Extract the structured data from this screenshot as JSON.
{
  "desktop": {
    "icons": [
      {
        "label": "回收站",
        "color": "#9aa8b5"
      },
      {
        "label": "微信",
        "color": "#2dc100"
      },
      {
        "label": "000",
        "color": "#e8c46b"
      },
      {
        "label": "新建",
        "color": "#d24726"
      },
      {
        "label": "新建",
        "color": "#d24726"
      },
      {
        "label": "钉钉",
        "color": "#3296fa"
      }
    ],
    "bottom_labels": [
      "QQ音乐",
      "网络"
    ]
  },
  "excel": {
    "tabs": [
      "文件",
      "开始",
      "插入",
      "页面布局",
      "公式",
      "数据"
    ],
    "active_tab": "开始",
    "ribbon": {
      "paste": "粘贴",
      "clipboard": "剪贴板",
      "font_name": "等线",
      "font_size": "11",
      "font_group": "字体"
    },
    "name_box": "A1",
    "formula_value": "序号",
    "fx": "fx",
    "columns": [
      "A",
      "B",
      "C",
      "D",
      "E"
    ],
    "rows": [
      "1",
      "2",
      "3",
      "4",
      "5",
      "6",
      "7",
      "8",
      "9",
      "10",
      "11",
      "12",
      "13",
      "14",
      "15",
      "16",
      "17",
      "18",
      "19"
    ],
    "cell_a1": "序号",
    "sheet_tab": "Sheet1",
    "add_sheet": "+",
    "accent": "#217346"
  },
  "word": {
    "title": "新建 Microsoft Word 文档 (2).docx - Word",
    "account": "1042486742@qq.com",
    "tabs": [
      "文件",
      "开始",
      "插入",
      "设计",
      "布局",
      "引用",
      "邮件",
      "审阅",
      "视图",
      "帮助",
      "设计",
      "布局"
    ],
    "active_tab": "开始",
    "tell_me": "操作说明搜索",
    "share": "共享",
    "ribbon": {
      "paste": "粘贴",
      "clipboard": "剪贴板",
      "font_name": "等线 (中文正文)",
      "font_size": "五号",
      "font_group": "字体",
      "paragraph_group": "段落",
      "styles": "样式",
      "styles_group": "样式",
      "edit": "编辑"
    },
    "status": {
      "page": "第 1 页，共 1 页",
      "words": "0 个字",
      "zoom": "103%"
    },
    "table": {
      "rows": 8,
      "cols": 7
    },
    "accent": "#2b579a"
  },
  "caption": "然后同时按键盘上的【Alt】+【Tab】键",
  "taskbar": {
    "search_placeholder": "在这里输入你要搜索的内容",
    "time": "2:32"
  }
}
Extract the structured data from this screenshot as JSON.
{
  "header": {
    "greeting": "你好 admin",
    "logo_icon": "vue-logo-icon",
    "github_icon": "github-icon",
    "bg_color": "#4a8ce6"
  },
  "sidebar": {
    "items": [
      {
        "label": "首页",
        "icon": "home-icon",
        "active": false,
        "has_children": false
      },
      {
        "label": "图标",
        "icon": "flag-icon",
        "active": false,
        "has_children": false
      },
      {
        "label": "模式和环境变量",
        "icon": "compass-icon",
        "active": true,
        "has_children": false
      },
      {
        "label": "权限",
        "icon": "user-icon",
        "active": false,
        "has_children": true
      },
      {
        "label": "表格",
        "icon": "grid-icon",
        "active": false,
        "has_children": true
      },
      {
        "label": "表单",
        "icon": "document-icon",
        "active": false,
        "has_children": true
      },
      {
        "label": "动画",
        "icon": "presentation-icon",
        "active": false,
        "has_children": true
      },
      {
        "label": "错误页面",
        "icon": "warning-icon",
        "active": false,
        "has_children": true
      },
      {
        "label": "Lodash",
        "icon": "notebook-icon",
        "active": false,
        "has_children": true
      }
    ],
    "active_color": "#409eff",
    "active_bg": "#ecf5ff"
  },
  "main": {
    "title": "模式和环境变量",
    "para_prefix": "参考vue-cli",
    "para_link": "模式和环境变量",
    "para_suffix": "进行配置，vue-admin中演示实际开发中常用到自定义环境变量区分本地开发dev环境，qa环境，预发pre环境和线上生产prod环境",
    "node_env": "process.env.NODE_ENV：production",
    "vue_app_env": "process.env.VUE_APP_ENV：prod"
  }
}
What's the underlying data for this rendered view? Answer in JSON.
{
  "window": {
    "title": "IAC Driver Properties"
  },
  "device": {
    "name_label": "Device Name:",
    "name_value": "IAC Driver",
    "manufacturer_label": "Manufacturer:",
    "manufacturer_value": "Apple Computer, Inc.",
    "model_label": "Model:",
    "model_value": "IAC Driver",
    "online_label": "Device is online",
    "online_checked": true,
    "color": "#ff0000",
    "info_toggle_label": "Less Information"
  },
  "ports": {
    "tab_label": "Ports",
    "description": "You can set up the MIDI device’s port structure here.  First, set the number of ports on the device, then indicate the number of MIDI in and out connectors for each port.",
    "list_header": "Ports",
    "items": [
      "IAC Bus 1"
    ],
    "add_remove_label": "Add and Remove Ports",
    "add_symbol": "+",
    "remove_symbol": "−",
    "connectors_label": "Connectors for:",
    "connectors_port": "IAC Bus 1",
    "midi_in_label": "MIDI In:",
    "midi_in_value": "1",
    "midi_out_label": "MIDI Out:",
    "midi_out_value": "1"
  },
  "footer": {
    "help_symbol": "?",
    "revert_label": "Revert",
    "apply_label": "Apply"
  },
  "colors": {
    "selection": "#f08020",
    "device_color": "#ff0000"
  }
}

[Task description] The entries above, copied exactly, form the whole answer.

[Task result]
Extract the structured data from this screenshot as JSON.
{
  "desktop": {
    "icons": [
      {
        "label": "回收站",
        "color": "#9aa8b5"
      },
      {
        "label": "微信",
        "color": "#2dc100"
      },
      {
        "label": "000",
        "color": "#e8c46b"
      },
      {
        "label": "新建",
        "color": "#d24726"
      },
      {
        "label": "新建",
        "color": "#d24726"
      },
      {
        "label": "钉钉",
        "color": "#3296fa"
      }
    ],
    "bottom_labels": [
      "QQ音乐",
      "网络"
    ]
  },
  "excel": {
    "tabs": [
      "文件",
      "开始",
      "插入",
      "页面布局",
      "公式",
      "数据"
    ],
    "active_tab": "开始",
    "ribbon": {
      "paste": "粘贴",
      "clipboard": "剪贴板",
      "font_name": "等线",
      "font_size": "11",
      "font_group": "字体"
    },
    "name_box": "A1",
    "formula_value": "序号",
    "fx": "fx",
    "columns": [
      "A",
      "B",
      "C",
      "D",
      "E"
    ],
    "rows": [
      "1",
      "2",
      "3",
      "4",
      "5",
      "6",
      "7",
      "8",
      "9",
      "10",
      "11",
      "12",
      "13",
      "14",
      "15",
      "16",
      "17",
      "18",
      "19"
    ],
    "cell_a1": "序号",
    "sheet_tab": "Sheet1",
    "add_sheet": "+",
    "accent": "#217346"
  },
  "word": {
    "title": "新建 Microsoft Word 文档 (2).docx - Word",
    "account": "1042486742@qq.com",
    "tabs": [
      "文件",
      "开始",
      "插入",
      "设计",
      "布局",
      "引用",
      "邮件",
      "审阅",
      "视图",
      "帮助",
      "设计",
      "布局"
    ],
    "active_tab": "开始",
    "tell_me": "操作说明搜索",
    "share": "共享",
    "ribbon": {
      "paste": "粘贴",
      "clipboard": "剪贴板",
      "font_name": "等线 (中文正文)",
      "font_size": "五号",
      "font_group": "字体",
      "paragraph_group": "段落",
      "styles": "样式",
      "styles_group": "样式",
      "edit": "编辑"
    },
    "status": {
      "page": "第 1 页，共 1 页",
      "words": "0 个字",
      "zoom": "103%"
    },
    "table": {
      "rows": 8,
      "cols": 7
    },
    "accent": "#2b579a"
  },
  "caption": "然后同时按键盘上的【Alt】+【Tab】键",
  "taskbar": {
    "search_placeholder": "在这里输入你要搜索的内容",
    "time": "2:32"
  }
}
Extract the structured data from this screenshot as JSON.
{
  "header": {
    "greeting": "你好 admin",
    "logo_icon": "vue-logo-icon",
    "github_icon": "github-icon",
    "bg_color": "#4a8ce6"
  },
  "sidebar": {
    "items": [
      {
        "label": "首页",
        "icon": "home-icon",
        "active": false,
        "has_children": false
      },
      {
        "label": "图标",
        "icon": "flag-icon",
        "active": false,
        "has_children": false
      },
      {
        "label": "模式和环境变量",
        "icon": "compass-icon",
        "active": true,
        "has_children": false
      },
      {
        "label": "权限",
        "icon": "user-icon",
        "active": false,
        "has_children": true
      },
      {
        "label": "表格",
        "icon": "grid-icon",
        "active": false,
        "has_children": true
      },
      {
        "label": "表单",
        "icon": "document-icon",
        "active": false,
        "has_children": true
      },
      {
        "label": "动画",
        "icon": "presentation-icon",
        "active": false,
        "has_children": true
      },
      {
        "label": "错误页面",
        "icon": "warning-icon",
        "active": false,
        "has_children": true
      },
      {
        "label": "Lodash",
        "icon": "notebook-icon",
        "active": false,
        "has_children": true
      }
    ],
    "active_color": "#409eff",
    "active_bg": "#ecf5ff"
  },
  "main": {
    "title": "模式和环境变量",
    "para_prefix": "参考vue-cli",
    "para_link": "模式和环境变量",
    "para_suffix": "进行配置，vue-admin中演示实际开发中常用到自定义环境变量区分本地开发dev环境，qa环境，预发pre环境和线上生产prod环境",
    "node_env": "process.env.NODE_ENV：production",
    "vue_app_env": "process.env.VUE_APP_ENV：prod"
  }
}
What's the underlying data for this rendered view? Answer in JSON.
{
  "window": {
    "title": "IAC Driver Properties"
  },
  "device": {
    "name_label": "Device Name:",
    "name_value": "IAC Driver",
    "manufacturer_label": "Manufacturer:",
    "manufacturer_value": "Apple Computer, Inc.",
    "model_label": "Model:",
    "model_value": "IAC Driver",
    "online_label": "Device is online",
    "online_checked": true,
    "color": "#ff0000",
    "info_toggle_label": "Less Information"
  },
  "ports": {
    "tab_label": "Ports",
    "description": "You can set up the MIDI device’s port structure here.  First, set the number of ports on the device, then indicate the number of MIDI in and out connectors for each port.",
    "list_header": "Ports",
    "items": [
      "IAC Bus 1"
    ],
    "add_remove_label": "Add and Remove Ports",
    "add_symbol": "+",
    "remove_symbol": "−",
    "connectors_label": "Connectors for:",
    "connectors_port": "IAC Bus 1",
    "midi_in_label": "MIDI In:",
    "midi_in_value": "1",
    "midi_out_label": "MIDI Out:",
    "midi_out_value": "1"
  },
  "footer": {
    "help_symbol": "?",
    "revert_label": "Revert",
    "apply_label": "Apply"
  },
  "colors": {
    "selection": "#f08020",
    "device_color": "#ff0000"
  }
}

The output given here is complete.